I plan to carry on working as an NCT breastfeeding counsellor and continue to be involved in the breastfeeding groups in Evesham and Tewkesbury working with the peer supporters there who work so hard on a voluntary basis to help run the groups. It has been a great pleasure and a privilege to be so involved in breastfeeding support in my local community over the past 21 years.
“She came out to my house when I was near breaking point and calmed me down when I phoned her in tears a number of times, even late at night. I successfully fed my first child until over a year.”
“I don’t think I would have breastfed for as long as I did if it wasn’t for Jane. She is an unsung hero, one of a kind. Evesham would be a lesser place without her.”
“She urged us to take her personal number and call if we needed her, telling us her husband is used to receiving tearful phone calls from new mums needing help and reassurance. I didn’t really suspect I would be one of those mothers.”
“I’d had a lot of old-fashioned views drip fed to me. Without Jane’s support and that of the group I wouldn’t have carried on.”
Jane is our fourth Pam’s Prize Winner. If you wish to read about our last year’s winner click here.
In November 2010, our chair Pam Lacey passed away. Pam had touched the lives of countless families but also encouraged many other women to train and go on to support others with her infectious humour, wisdom and determination.
Pam’s Prize was set up in her memory.
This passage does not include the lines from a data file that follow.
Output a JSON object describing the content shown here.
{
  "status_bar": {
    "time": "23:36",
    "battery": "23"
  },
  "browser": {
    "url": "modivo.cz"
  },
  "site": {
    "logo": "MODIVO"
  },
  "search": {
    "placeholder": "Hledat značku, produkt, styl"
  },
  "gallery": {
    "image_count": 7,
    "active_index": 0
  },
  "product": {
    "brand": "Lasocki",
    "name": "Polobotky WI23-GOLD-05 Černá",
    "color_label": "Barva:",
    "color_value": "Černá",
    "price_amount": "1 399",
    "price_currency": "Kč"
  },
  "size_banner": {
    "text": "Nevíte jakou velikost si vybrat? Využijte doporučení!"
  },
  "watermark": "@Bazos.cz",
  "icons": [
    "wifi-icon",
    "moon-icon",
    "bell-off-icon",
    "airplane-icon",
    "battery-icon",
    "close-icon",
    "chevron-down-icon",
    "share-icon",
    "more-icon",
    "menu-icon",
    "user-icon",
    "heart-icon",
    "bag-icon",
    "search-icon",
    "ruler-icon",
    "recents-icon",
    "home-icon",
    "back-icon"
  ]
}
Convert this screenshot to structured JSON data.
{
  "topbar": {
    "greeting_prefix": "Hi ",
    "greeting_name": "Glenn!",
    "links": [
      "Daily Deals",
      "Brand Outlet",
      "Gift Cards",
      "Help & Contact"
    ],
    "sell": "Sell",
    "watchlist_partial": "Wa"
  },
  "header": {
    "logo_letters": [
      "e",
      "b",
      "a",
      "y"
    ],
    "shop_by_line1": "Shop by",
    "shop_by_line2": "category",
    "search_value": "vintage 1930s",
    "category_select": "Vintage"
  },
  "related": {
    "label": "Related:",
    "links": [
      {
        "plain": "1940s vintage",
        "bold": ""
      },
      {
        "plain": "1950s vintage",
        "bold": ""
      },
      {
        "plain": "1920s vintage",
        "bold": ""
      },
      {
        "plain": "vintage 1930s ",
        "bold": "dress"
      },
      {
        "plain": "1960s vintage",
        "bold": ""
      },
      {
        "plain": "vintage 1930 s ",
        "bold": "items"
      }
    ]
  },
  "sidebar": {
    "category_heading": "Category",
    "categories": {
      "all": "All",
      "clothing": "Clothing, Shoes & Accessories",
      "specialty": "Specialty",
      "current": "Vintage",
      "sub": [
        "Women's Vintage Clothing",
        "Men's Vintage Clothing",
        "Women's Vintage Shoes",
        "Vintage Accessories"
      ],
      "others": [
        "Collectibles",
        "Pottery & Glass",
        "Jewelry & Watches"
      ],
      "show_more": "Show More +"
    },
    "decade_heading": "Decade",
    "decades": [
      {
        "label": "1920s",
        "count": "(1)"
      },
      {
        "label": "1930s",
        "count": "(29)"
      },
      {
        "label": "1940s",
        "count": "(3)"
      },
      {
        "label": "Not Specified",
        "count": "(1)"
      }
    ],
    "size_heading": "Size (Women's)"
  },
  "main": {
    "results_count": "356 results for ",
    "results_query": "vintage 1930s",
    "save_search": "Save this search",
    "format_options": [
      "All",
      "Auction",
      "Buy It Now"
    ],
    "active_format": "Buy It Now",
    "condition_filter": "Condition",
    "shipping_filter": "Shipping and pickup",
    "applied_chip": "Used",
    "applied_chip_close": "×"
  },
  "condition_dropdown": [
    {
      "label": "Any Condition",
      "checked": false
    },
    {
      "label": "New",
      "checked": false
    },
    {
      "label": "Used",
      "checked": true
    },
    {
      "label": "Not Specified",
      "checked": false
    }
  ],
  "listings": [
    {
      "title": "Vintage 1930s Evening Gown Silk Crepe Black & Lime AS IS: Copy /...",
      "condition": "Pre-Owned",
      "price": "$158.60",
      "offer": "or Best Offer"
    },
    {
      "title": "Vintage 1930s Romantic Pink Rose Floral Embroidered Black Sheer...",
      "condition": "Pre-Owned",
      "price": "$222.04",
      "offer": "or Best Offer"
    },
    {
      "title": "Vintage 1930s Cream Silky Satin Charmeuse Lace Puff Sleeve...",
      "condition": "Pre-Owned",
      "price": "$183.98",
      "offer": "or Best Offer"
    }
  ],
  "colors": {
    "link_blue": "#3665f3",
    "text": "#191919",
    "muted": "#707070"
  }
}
It is a way to give recognition to the way volunteer breastfeeding counsellors make a difference to so many families in their time of need. We wanted to celebrate those who go the extra mile as Pam did.